● **WORK TO COMPLETE**
Determine how many lines in these records hold "name". Only the number is wanted.

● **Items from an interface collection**
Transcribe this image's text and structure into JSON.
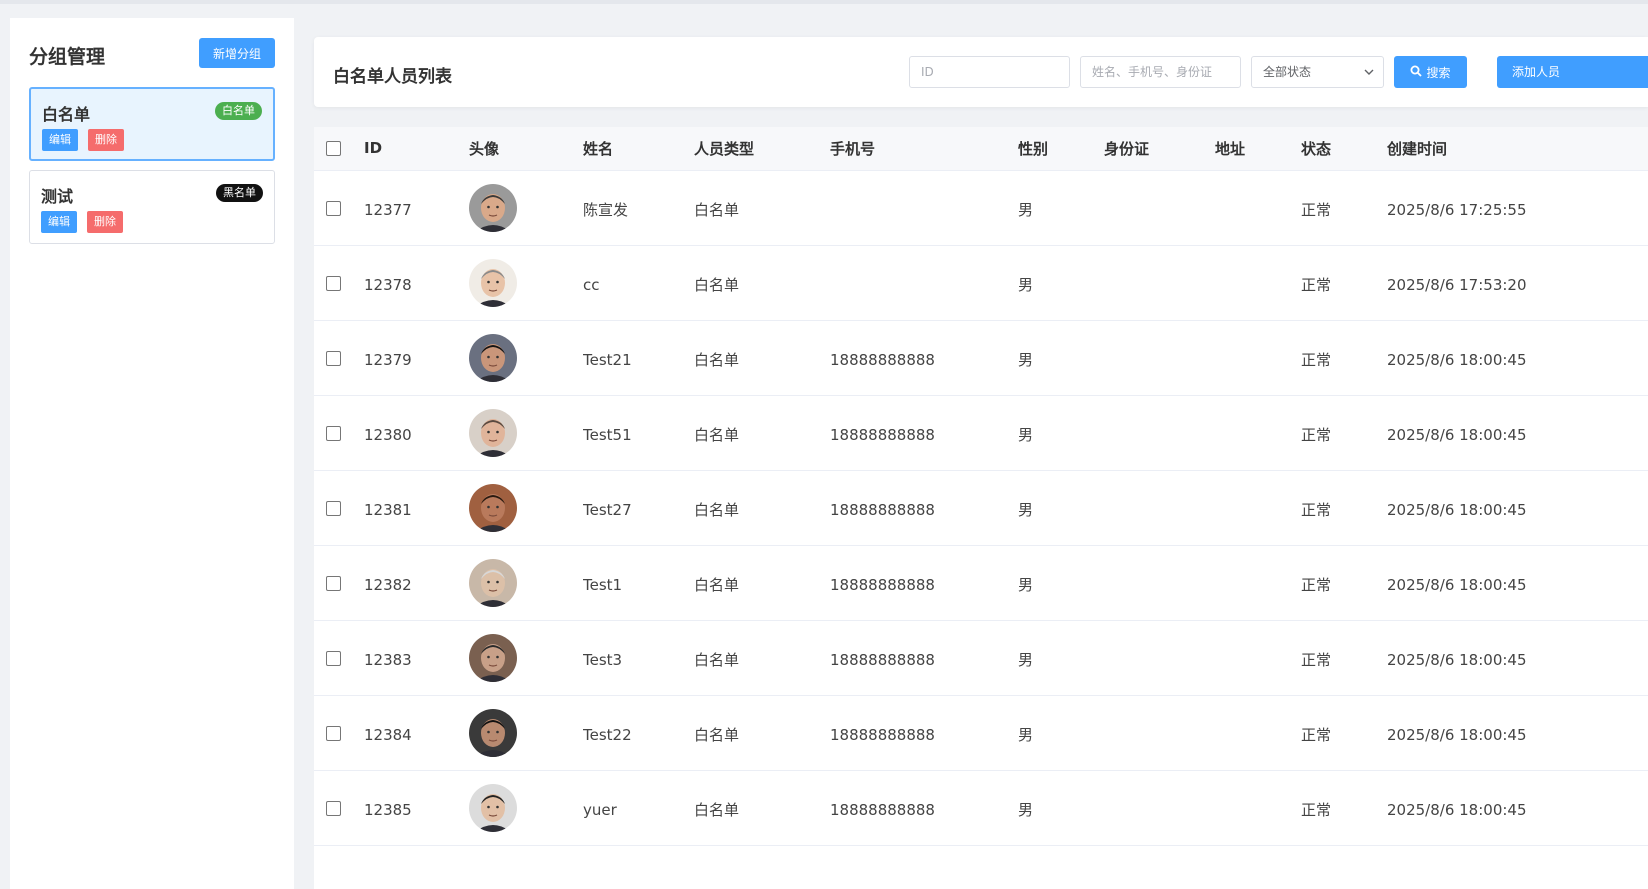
{
  "sidebar": {
    "title": "分组管理",
    "add_group_label": "新增分组",
    "groups": [
      {
        "name": "白名单",
        "tag": "白名单",
        "edit_label": "编辑",
        "delete_label": "删除"
      },
      {
        "name": "测试",
        "tag": "黑名单",
        "edit_label": "编辑",
        "delete_label": "删除"
      }
    ]
  },
  "header": {
    "title": "白名单人员列表",
    "id_placeholder": "ID",
    "keyword_placeholder": "姓名、手机号、身份证",
    "status_selected": "全部状态",
    "search_label": "搜索",
    "add_person_label": "添加人员"
  },
  "table": {
    "columns": [
      "ID",
      "头像",
      "姓名",
      "人员类型",
      "手机号",
      "性别",
      "身份证",
      "地址",
      "状态",
      "创建时间"
    ],
    "rows": [
      {
        "id": "12377",
        "name": "陈宣发",
        "type": "白名单",
        "phone": "",
        "gender": "男",
        "idcard": "",
        "address": "",
        "status": "正常",
        "created": "2025/8/6 17:25:55"
      },
      {
        "id": "12378",
        "name": "cc",
        "type": "白名单",
        "phone": "",
        "gender": "男",
        "idcard": "",
        "address": "",
        "status": "正常",
        "created": "2025/8/6 17:53:20"
      },
      {
        "id": "12379",
        "name": "Test21",
        "type": "白名单",
        "phone": "18888888888",
        "gender": "男",
        "idcard": "",
        "address": "",
        "status": "正常",
        "created": "2025/8/6 18:00:45"
      },
      {
        "id": "12380",
        "name": "Test51",
        "type": "白名单",
        "phone": "18888888888",
        "gender": "男",
        "idcard": "",
        "address": "",
        "status": "正常",
        "created": "2025/8/6 18:00:45"
      },
      {
        "id": "12381",
        "name": "Test27",
        "type": "白名单",
        "phone": "18888888888",
        "gender": "男",
        "idcard": "",
        "address": "",
        "status": "正常",
        "created": "2025/8/6 18:00:45"
      },
      {
        "id": "12382",
        "name": "Test1",
        "type": "白名单",
        "phone": "18888888888",
        "gender": "男",
        "idcard": "",
        "address": "",
        "status": "正常",
        "created": "2025/8/6 18:00:45"
      },
      {
        "id": "12383",
        "name": "Test3",
        "type": "白名单",
        "phone": "18888888888",
        "gender": "男",
        "idcard": "",
        "address": "",
        "status": "正常",
        "created": "2025/8/6 18:00:45"
      },
      {
        "id": "12384",
        "name": "Test22",
        "type": "白名单",
        "phone": "18888888888",
        "gender": "男",
        "idcard": "",
        "address": "",
        "status": "正常",
        "created": "2025/8/6 18:00:45"
      },
      {
        "id": "12385",
        "name": "yuer",
        "type": "白名单",
        "phone": "18888888888",
        "gender": "男",
        "idcard": "",
        "address": "",
        "status": "正常",
        "created": "2025/8/6 18:00:45"
      }
    ]
  },
  "colors": {
    "primary": "#409eff",
    "danger": "#f56c6c",
    "success_tag": "#4caf50",
    "black_tag": "#111111"
  }
}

● **ANSWER**
11